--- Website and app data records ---
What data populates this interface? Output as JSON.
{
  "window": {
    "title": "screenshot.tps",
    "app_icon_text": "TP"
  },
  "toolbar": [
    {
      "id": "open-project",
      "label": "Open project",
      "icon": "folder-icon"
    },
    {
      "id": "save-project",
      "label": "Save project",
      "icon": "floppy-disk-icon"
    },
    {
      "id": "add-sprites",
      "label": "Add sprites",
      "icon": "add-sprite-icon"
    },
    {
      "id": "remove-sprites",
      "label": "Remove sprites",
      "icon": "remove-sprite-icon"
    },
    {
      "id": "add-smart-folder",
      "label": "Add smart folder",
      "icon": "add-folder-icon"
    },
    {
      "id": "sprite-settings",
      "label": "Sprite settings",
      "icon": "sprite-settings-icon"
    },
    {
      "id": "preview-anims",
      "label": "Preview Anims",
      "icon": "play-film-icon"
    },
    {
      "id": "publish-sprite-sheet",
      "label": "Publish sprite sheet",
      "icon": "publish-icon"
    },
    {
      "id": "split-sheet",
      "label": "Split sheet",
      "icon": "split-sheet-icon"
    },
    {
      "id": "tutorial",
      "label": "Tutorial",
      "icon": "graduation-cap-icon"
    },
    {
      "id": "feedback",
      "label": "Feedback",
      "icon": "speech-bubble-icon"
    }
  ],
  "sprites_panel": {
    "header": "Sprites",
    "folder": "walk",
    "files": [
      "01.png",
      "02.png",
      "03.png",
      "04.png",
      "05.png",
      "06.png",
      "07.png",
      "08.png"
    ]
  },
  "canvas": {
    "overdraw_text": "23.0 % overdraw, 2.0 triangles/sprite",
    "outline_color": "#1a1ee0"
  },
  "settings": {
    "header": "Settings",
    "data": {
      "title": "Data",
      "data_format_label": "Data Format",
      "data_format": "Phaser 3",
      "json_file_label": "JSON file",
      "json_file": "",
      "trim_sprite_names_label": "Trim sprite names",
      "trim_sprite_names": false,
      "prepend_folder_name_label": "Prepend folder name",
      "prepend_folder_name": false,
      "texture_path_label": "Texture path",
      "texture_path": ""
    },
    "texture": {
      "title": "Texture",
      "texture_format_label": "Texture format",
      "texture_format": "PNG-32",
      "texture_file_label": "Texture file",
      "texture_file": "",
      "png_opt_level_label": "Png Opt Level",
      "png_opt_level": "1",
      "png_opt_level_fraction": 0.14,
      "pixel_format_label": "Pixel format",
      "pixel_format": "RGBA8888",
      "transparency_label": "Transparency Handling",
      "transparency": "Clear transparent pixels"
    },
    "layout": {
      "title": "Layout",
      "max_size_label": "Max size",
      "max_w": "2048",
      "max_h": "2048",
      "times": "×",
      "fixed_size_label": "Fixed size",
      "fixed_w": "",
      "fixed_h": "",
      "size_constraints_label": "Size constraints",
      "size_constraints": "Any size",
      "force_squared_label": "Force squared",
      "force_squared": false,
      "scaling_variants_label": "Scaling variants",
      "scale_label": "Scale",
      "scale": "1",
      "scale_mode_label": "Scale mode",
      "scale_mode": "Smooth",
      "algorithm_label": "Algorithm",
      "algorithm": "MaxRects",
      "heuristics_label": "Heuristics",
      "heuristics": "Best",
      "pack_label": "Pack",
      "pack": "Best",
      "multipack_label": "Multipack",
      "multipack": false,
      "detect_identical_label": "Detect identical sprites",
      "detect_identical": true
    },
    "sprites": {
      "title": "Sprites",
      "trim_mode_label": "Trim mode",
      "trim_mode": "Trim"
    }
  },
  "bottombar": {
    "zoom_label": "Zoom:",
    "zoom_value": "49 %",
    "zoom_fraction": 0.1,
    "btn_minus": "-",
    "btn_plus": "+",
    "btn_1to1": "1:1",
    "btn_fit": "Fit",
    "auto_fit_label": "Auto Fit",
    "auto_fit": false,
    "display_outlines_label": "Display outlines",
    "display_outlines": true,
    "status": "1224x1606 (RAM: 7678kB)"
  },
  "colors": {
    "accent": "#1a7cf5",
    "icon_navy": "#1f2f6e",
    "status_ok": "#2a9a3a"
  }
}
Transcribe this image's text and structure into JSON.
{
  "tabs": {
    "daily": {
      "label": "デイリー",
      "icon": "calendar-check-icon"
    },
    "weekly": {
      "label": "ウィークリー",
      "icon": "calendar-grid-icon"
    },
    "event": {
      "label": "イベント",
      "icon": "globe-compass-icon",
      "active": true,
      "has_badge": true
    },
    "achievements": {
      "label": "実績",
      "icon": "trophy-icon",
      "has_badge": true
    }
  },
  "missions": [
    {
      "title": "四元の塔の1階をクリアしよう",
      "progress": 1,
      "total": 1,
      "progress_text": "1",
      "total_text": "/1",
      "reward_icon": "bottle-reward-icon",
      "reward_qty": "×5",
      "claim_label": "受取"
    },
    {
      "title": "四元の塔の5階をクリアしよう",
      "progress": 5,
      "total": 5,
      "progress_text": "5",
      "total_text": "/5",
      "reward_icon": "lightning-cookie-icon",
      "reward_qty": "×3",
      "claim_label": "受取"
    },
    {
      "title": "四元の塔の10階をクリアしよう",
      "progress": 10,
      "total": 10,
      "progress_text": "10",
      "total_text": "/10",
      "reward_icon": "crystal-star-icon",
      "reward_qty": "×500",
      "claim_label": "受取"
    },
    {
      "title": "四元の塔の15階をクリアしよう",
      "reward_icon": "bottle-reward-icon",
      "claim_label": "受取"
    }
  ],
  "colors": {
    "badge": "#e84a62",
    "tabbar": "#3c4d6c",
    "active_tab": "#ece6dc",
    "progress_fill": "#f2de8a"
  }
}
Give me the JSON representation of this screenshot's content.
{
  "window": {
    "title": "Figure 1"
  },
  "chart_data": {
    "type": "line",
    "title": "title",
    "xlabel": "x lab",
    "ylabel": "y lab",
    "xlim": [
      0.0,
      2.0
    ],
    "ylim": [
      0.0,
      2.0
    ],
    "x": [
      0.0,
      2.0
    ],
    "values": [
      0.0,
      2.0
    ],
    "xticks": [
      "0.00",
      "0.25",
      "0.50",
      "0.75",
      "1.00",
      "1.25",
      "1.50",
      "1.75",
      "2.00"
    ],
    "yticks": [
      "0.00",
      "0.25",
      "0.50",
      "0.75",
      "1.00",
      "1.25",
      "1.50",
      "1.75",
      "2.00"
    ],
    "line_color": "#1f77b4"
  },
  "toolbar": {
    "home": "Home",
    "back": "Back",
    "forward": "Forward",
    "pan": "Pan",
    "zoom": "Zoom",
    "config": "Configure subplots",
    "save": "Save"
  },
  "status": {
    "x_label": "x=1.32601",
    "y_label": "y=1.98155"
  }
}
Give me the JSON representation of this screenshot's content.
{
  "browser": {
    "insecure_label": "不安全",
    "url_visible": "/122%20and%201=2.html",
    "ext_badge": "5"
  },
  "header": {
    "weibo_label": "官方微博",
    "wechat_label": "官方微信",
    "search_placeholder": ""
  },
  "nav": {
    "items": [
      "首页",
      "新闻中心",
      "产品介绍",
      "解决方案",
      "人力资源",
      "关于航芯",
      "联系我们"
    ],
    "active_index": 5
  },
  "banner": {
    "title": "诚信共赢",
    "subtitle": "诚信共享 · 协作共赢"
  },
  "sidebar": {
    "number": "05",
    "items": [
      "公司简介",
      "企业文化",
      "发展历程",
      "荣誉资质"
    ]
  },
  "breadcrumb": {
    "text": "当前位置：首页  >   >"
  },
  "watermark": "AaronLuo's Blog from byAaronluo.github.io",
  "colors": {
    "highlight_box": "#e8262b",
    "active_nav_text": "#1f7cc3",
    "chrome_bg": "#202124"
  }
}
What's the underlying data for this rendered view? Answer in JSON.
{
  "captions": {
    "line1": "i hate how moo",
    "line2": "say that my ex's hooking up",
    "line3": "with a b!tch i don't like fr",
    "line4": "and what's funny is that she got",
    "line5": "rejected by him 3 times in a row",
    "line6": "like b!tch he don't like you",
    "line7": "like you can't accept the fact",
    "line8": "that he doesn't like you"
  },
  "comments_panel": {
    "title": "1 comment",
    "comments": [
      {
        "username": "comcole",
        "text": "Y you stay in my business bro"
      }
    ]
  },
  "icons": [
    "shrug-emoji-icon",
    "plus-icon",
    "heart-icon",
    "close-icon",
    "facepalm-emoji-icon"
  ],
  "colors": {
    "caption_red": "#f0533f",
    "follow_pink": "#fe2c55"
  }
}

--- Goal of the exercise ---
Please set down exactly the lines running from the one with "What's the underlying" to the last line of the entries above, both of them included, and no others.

--- Result of this exercise ---
What's the underlying data for this rendered view? Answer in JSON.
{
  "captions": {
    "line1": "i hate how moo",
    "line2": "say that my ex's hooking up",
    "line3": "with a b!tch i don't like fr",
    "line4": "and what's funny is that she got",
    "line5": "rejected by him 3 times in a row",
    "line6": "like b!tch he don't like you",
    "line7": "like you can't accept the fact",
    "line8": "that he doesn't like you"
  },
  "comments_panel": {
    "title": "1 comment",
    "comments": [
      {
        "username": "comcole",
        "text": "Y you stay in my business bro"
      }
    ]
  },
  "icons": [
    "shrug-emoji-icon",
    "plus-icon",
    "heart-icon",
    "close-icon",
    "facepalm-emoji-icon"
  ],
  "colors": {
    "caption_red": "#f0533f",
    "follow_pink": "#fe2c55"
  }
}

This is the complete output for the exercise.